As well as the traditional oil and gas industries, these banks also invest in fracking, arms dealing and a whole host of other undesirables. The thing is, when your bank invests in arms companies, or in climate change accelerating industries such as oil, gas, coal or fracking, then it’s not their money that they are investing, it’s your money.

What if you wanted to use your money for good? What if you wanted to use your money for positive change, and wanted to ensure it was invested well, rather than funding climate change? What if you wanted more transparency on where your money is invested?

The thing is, you’re not alone. According to a study from Triodos Bank, 62% of investors said they would like their money to support companies which are profitable and make a positive contribution to society and the environment. Yet 51% have never been offered the option of investing in Socially Responsible Investment (SRI) funds.

It sounds difficult to use your money for good, and it’s easy to feel powerless against the might of the big banks, but actually, as customers, we do indeed have the power to vote with our money and our feet, and take our investment accounts to a more ethical bank.

The good news is that there are a few ethical banks around, striving to make banking more ethical.

One such bank is Triodos Bank, who invest solely in projects that are good for people and the planet, in order to create social, environmental and cultural value in a transparent and sustainable way. From savings and investment through ISAs, to investment in bonds and the Socially Responsible Investment (SRI) Sustainable Pioneers Fund, Triodos Bank will only invest its customers’ money in companies that provide positive social and environmental impact.

From organic farms, to getting ex-prisoners back into work, to funding new healthcare, technology, energy efficiency and renewables, Triodos has supported well known ethical brands and organisations (such as Neal’s Yard, River Cottage, Riverford Organic and Ecotricity). And uniquely amongst the banking sector, Triodos Bank provides total transparency around where their customers’ money goes.

The SRI Sustainable Pioneers Fund, for example, is one of the funds available to invest in with Triodos. It is a global equities fund investing in leading innovative and pioneering listed companies. Triodos specially select small and medium-sized listed companies – for example, leading wind turbine manufacturer, Vestas, medical equipment manufacturer, Smith and Nephew and bicycle manufacturer Shimano.

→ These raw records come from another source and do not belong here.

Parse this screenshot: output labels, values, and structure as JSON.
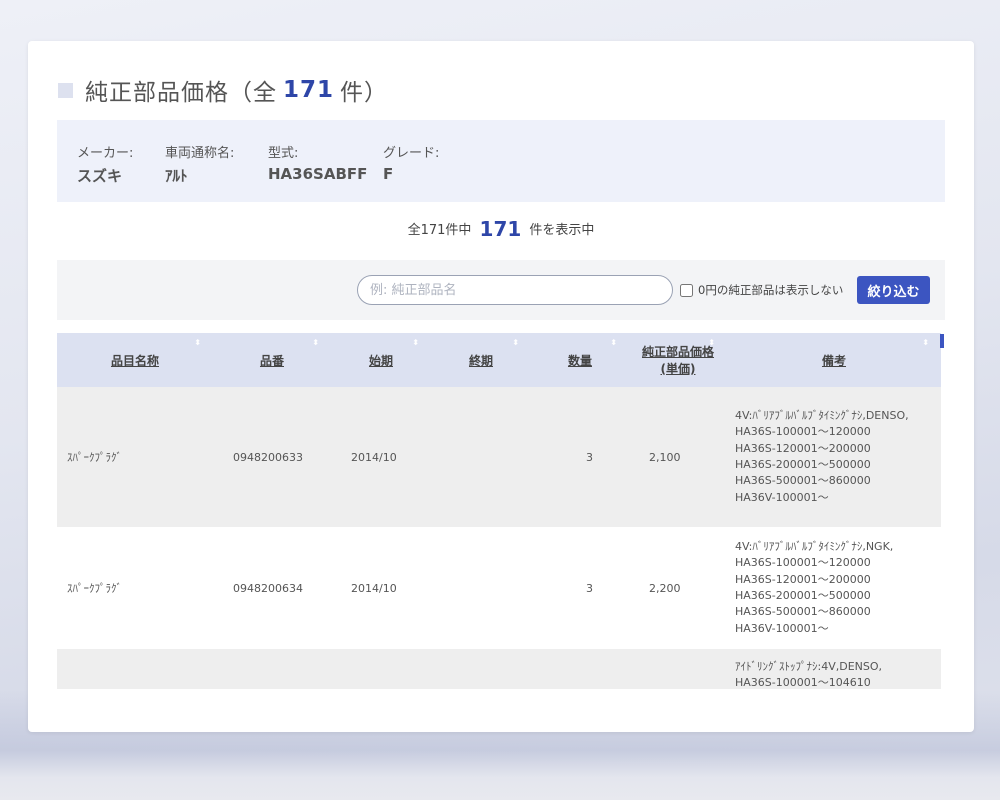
{
  "page": {
    "title_prefix": "純正部品価格（全",
    "title_count": "171",
    "title_suffix": "件）"
  },
  "vehicle": {
    "maker_label": "メーカー:",
    "maker_value": "スズキ",
    "model_label": "車両通称名:",
    "model_value": "ｱﾙﾄ",
    "type_label": "型式:",
    "type_value": "HA36SABFF",
    "grade_label": "グレード:",
    "grade_value": "F"
  },
  "summary": {
    "prefix": "全171件中",
    "count": "171",
    "suffix": "件を表示中"
  },
  "filter": {
    "search_placeholder": "例: 純正部品名",
    "hide_zero_label": "0円の純正部品は表示しない",
    "button_label": "絞り込む"
  },
  "table": {
    "headers": {
      "name": "品目名称",
      "part_no": "品番",
      "start": "始期",
      "end": "終期",
      "qty": "数量",
      "price_line1": "純正部品価格",
      "price_line2": "(単価)",
      "notes": "備考"
    },
    "rows": [
      {
        "name": "ｽﾊﾟｰｸﾌﾟﾗｸﾞ",
        "part_no": "0948200633",
        "start": "2014/10",
        "end": "",
        "qty": "3",
        "price": "2,100",
        "notes": [
          "4V:ﾊﾞﾘｱﾌﾞﾙﾊﾞﾙﾌﾞﾀｲﾐﾝｸﾞﾅｼ,DENSO,",
          "HA36S-100001～120000",
          "HA36S-120001～200000",
          "HA36S-200001～500000",
          "HA36S-500001～860000",
          "HA36V-100001～"
        ]
      },
      {
        "name": "ｽﾊﾟｰｸﾌﾟﾗｸﾞ",
        "part_no": "0948200634",
        "start": "2014/10",
        "end": "",
        "qty": "3",
        "price": "2,200",
        "notes": [
          "4V:ﾊﾞﾘｱﾌﾞﾙﾊﾞﾙﾌﾞﾀｲﾐﾝｸﾞﾅｼ,NGK,",
          "HA36S-100001～120000",
          "HA36S-120001～200000",
          "HA36S-200001～500000",
          "HA36S-500001～860000",
          "HA36V-100001～"
        ]
      },
      {
        "name": "",
        "part_no": "",
        "start": "",
        "end": "",
        "qty": "",
        "price": "",
        "notes": [
          "ｱｲﾄﾞﾘﾝｸﾞｽﾄｯﾌﾟﾅｼ:4V,DENSO,",
          "HA36S-100001～104610"
        ]
      }
    ]
  },
  "colors": {
    "accent": "#3c55c1",
    "count_text": "#2e46a8",
    "header_bg": "#dce1f1",
    "info_bg": "#eef1fa"
  }
}
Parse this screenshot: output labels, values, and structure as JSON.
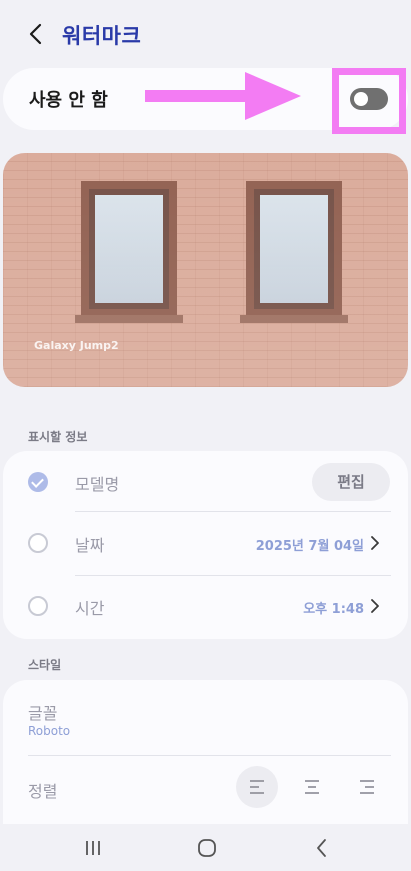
{
  "header": {
    "title": "워터마크",
    "back_icon": "chevron-left-icon"
  },
  "watermark_toggle": {
    "label": "사용 안 함",
    "state": "off"
  },
  "annotation": {
    "color": "#f37cf3"
  },
  "preview": {
    "watermark_text": "Galaxy Jump2"
  },
  "info_section": {
    "header": "표시할 정보",
    "items": [
      {
        "label": "모델명",
        "checked": true,
        "action": "편집"
      },
      {
        "label": "날짜",
        "checked": false,
        "value": "2025년 7월 04일"
      },
      {
        "label": "시간",
        "checked": false,
        "value": "오후 1:48"
      }
    ]
  },
  "style_section": {
    "header": "스타일",
    "font_label": "글꼴",
    "font_value": "Roboto",
    "align_label": "정렬",
    "align_options": [
      "align-left-icon",
      "align-center-icon",
      "align-right-icon"
    ],
    "align_selected": "align-left-icon"
  },
  "navbar": {
    "buttons": [
      "recent-apps-icon",
      "home-icon",
      "back-icon"
    ]
  }
}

Of course, it’s important to remember that with SRI funds, capital is at risk and the value of an investment can fall as well as rise – meaning income is variable and individuals may get back less than invested. They do, however, offer an opportunity to invest in something you believe in; all companies selected by Triodos Bank are focused on the sustainable themes of climate protection, healthy living, clean planet or are pioneers in corporate social responsibility.

Wouldn’t it be amazing if all banks chose to invest responsibly, as in this manner? Can you imagine the impact if even a small percentage of the £5.7 trillion invested in funds every year goes into Socially Responsible Investment funds? Let’s hope we can bring this change about.

For more information on Socially Responsible Investment funds do visit the Triodos website for more information or pay them a visit on Twitter or Facebook.

This blog post aims to provide individuals with information to help them make an informed investment decision and is not personal financial advice.